Landscape Design: Seven Tips for beginners
If your garden just needs new plantings or a complete overhaul, reworking the landscape can be overwhelming. We’ve collected seven top tips for beginners wanting to tackle landscape design. Because when it comes to landscape design there are many choices you can make, but it can all be very confusing. But, if you re-frame your thinking and think of your garden as you would a room inside your home, it can make the project easier to process. The same key steps you take inside can also guide your designs outside, too.
Determine Landscaping wants and needs
Start with your needs and wants list. A play space for the kids? Do you want to grow your own vegetables? Need some seating? Would the family make use of a deck and outdoor dining area?
Next do some very rough drawings of the area with thoughts of where you’d like to put things; of course they don’t need to be master plans (they can just be ideas), your landscape design can start with just the basics and stick drawings, lines, symbols and circles. This is the best way to play around with ideas without a lot of time and commitment.
Think About Location
Review the sun, wind and weather patterns. You might want to place an outdoor living space on a certain side of the house, but will the area get the right amount of sun at the time of day you’ll be using it? Get it wrong and you’ll be dining in cool shade or blinded over your morning coffee. And wind whistling around a corner could quickly extinguish fire pit aspirations or day dreaming in the sun on a summers day. Unfortunately, these can be common mistakes in landscape design when you’re starting. We recommend that your design takes into account what the sun and wind do at different times of the day and year.
Sit Down and Enjoy Your Landscape
Live with it and in it for a while. Physically move around your garden, walk the tree line or imaginary pathway, consider what it would be like to have the features on your wants and needs list. Do you have room for the play area? Does it flow? Sit down relax where you think the patio could go, have an outdoor picnic to see where the sun moves during dining time. Even if it means mapping out and getting creative with string lines it is important to experience the area. Coming to quick conclusions about your landscape can lead to choices that don’t work in the long term. When you spend more time outdoors, you’ll see areas you naturally gravitate to and want to be in.
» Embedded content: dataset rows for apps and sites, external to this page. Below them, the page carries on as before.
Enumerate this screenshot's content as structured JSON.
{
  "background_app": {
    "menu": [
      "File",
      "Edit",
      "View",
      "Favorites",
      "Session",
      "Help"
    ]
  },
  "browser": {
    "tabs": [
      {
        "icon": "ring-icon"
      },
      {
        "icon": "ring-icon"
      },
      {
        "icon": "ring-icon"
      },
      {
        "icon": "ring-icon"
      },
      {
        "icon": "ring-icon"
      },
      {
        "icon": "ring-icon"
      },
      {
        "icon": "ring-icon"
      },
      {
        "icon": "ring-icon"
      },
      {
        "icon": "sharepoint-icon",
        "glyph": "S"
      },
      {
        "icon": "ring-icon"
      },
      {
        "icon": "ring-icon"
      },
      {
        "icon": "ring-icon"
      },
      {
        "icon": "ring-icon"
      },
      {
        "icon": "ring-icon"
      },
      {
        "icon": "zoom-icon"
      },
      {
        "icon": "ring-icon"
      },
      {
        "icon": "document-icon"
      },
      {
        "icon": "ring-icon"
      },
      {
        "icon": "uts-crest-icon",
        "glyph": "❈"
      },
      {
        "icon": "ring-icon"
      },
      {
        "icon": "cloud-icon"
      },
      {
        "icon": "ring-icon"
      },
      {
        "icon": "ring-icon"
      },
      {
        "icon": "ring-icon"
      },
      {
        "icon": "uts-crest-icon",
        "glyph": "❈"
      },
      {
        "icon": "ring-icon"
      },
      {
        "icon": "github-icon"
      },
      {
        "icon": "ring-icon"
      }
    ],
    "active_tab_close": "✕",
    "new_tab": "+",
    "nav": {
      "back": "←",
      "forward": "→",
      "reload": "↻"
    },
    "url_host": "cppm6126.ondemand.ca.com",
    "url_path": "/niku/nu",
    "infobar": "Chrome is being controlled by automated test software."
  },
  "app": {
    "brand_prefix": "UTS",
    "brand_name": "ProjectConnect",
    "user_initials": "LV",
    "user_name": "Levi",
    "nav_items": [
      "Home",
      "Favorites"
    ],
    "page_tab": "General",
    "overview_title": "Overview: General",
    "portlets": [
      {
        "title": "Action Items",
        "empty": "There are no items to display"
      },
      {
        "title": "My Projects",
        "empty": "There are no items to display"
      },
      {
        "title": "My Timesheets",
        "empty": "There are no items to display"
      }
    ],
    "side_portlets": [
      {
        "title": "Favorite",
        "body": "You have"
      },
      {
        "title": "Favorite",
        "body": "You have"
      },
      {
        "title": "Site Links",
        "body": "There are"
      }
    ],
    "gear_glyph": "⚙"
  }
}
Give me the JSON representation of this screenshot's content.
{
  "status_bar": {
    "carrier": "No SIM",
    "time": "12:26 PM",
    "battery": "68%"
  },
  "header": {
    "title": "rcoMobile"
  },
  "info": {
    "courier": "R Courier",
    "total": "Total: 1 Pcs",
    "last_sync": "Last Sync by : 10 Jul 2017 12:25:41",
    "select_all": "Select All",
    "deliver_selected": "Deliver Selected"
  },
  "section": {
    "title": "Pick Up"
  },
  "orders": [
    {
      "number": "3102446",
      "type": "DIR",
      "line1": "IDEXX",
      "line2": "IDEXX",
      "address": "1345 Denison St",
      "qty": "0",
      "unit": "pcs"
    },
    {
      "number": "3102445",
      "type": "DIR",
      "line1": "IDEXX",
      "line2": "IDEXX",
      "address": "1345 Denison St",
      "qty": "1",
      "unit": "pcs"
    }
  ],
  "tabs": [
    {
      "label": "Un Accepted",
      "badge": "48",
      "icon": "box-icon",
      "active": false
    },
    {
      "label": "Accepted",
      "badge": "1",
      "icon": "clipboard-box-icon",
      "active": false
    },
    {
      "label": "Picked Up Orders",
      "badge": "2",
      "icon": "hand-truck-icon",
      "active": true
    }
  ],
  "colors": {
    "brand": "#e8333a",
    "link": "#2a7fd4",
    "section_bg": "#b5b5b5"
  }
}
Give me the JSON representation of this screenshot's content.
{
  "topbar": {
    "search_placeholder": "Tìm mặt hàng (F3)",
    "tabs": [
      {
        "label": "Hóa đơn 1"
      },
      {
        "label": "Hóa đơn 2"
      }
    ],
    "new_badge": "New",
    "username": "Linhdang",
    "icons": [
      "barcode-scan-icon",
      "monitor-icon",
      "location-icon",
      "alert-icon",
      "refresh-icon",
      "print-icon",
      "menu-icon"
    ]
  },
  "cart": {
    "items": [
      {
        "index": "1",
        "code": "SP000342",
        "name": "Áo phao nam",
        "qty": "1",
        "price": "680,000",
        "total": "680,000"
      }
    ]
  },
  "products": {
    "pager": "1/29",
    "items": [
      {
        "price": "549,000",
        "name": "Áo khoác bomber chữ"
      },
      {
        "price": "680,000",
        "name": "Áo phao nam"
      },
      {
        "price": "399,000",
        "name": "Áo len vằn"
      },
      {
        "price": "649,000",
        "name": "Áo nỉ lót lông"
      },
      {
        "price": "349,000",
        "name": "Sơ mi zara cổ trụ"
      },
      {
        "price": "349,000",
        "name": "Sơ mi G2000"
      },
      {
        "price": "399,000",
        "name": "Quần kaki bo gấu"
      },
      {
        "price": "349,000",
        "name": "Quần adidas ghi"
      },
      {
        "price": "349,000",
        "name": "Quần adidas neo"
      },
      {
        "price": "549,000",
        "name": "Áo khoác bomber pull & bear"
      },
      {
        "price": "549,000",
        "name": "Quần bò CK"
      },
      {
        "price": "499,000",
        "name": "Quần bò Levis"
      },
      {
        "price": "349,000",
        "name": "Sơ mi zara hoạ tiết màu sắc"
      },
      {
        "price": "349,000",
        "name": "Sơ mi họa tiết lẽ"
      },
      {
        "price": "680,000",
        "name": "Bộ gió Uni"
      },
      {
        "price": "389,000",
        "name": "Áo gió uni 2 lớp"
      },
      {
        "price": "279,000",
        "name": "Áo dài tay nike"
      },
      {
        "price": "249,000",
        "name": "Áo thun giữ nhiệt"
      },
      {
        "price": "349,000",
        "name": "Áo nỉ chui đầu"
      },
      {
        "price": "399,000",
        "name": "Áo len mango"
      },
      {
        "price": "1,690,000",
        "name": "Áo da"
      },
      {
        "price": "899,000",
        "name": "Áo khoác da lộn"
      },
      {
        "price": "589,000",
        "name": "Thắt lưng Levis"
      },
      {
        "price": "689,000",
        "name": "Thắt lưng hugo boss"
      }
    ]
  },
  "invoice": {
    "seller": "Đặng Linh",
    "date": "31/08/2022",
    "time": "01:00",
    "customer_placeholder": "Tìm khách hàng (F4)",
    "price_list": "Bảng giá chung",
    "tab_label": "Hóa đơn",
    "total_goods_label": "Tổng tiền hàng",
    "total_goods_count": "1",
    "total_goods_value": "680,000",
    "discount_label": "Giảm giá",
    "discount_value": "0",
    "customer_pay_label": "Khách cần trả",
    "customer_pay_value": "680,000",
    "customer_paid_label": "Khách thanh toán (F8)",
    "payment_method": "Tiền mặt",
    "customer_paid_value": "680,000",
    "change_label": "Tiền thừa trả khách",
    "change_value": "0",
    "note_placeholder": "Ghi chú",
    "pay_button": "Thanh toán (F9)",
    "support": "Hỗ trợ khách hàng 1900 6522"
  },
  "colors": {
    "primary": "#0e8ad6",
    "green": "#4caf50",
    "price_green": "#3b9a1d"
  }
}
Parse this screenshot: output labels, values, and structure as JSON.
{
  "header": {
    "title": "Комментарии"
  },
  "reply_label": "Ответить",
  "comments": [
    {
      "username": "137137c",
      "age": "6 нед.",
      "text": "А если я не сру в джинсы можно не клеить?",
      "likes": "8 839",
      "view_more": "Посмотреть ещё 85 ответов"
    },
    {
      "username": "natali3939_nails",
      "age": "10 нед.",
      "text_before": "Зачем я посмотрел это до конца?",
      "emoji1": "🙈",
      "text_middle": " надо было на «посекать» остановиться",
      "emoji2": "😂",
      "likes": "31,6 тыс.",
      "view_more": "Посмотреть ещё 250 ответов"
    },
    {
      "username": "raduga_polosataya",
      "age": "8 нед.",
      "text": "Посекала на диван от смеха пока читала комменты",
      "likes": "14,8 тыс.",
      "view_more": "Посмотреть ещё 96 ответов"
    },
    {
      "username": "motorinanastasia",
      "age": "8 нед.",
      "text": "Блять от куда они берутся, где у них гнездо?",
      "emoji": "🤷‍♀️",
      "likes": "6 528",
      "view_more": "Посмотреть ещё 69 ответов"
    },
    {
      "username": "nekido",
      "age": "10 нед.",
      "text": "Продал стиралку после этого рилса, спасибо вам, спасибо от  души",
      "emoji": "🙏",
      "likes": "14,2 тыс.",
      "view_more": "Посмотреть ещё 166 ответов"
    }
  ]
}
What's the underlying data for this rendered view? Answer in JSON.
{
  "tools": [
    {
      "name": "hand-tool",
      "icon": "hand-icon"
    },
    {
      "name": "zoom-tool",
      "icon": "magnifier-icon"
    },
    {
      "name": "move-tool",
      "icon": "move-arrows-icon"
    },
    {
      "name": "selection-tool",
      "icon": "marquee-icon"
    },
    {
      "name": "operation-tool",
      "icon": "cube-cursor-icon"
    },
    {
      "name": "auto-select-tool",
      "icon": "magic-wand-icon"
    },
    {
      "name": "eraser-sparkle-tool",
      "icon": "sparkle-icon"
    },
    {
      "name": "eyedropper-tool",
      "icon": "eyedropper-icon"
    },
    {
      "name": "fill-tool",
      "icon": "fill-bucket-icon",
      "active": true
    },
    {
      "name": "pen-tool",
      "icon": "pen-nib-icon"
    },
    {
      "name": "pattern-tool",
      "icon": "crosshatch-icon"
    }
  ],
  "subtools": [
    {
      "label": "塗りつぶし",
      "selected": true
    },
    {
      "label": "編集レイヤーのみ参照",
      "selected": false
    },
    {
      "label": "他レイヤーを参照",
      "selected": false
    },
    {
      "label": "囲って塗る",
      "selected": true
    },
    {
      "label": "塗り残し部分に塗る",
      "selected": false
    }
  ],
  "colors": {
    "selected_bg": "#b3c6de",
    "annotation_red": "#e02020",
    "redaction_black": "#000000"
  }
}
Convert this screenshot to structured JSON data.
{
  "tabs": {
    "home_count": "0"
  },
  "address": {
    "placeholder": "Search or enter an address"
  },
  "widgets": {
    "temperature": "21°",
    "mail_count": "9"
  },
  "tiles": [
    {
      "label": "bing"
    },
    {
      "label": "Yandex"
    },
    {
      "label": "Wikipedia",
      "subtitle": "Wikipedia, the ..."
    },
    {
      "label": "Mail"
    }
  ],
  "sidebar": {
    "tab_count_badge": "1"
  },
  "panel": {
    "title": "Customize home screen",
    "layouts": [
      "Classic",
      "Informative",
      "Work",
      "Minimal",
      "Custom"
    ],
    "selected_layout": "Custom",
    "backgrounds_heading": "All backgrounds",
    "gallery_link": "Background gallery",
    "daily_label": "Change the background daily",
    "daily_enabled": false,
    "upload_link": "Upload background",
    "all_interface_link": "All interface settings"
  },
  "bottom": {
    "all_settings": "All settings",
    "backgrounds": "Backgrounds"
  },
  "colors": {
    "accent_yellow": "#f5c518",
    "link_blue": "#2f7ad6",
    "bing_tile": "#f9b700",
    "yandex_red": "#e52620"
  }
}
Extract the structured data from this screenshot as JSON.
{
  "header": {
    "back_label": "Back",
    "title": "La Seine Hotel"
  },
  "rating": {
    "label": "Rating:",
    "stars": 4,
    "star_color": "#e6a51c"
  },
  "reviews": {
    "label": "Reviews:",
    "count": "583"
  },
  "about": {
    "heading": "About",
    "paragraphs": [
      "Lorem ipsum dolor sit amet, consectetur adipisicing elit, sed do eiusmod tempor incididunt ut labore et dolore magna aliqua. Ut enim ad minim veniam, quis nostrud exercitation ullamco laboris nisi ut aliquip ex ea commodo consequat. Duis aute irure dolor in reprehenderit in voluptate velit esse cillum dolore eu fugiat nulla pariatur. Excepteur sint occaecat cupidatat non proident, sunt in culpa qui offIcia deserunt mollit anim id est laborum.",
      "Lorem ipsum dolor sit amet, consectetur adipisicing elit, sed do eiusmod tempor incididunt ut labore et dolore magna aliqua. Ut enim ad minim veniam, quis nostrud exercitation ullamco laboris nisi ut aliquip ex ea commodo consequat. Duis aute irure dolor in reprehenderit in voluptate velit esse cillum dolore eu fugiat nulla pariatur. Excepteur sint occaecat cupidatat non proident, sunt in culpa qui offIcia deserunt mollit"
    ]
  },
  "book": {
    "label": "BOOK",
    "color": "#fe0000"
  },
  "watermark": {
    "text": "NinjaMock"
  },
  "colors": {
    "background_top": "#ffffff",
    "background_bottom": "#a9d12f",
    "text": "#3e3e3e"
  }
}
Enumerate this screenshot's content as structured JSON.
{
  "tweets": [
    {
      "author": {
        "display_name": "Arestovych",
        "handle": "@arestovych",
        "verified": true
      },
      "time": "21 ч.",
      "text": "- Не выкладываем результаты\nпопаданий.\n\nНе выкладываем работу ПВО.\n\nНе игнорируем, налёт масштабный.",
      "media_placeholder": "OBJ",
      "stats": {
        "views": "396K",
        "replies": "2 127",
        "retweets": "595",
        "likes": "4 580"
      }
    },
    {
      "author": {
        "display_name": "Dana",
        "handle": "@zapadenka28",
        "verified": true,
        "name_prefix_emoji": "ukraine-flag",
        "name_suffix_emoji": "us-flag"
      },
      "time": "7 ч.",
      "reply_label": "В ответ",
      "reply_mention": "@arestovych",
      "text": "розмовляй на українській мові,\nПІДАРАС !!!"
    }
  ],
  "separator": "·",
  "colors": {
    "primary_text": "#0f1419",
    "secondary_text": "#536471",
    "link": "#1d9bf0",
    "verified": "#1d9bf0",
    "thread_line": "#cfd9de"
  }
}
Home and garden television shows provide great inspiration, but they are misleading! They show grand reveals of full outdoor makeovers in just a few days—but often you’ll find they have a team of 20+, which is not the case for most beginner gardeners. Creating a landscape and slowly developing a plan is part of making landscaping an enjoyable rewarding process.
Lead from your master plan, but start small; maybe a vegetable plot, adding natives for privacy, or a general clean and clear to make it a fresh canvas. Sure, it’s great to make the most of weekends and holiday time to get the most impact. And who doesn’t love the quick results of a fully committed working bee? But remember you can chip away at your landscape an hour or two at a time, this way you worry less about filling everything up all at once.
Find a Focal Point
Good garden design has a focal point or a range of focal points, this is an easy concept to put in place when it comes to landscape design for beginners. The focal point could be a sculpture, water feature, or a stunning plant, a tree, or even possibly a local landmark if you have a view of it from most vantage points (and you’re not going to get built out).
Focus on Scale and Pacing
This can be the trickiest principle in landscape design for beginners. Scale and pacing give your landscape a cohesive look. Aim to have variety in shape, size, and colour; tall plants against a building or bordering a flower garden, and pathways to lead the eye through the space. The real skill is finding balance between repetition and new elements. Repetition gives a sense of unity, but remember you don’t want it to be boring. An occasional new elements is best, you don’t want a mish-mash having all different elements throughout.
Be Open to Change
Unless you’re strongly committed to something, be honest about what you like—and what may have just been a trend you got caught up in at the time. Make sure the elements you incorporate reflect your style—it’s okay to try something new, and it is more than ok to reevaluate when something missed the mark. Just like the seasons your tastes and the way you use the space will change over time, kids will grow up, you may entertain less or more, and the time you have to devote to your space will change too.
Final word for beginners: Patience is key to landscape design for beginners. You can always move features or carefully replant them if you realise that maybe you got the wrong spot initially.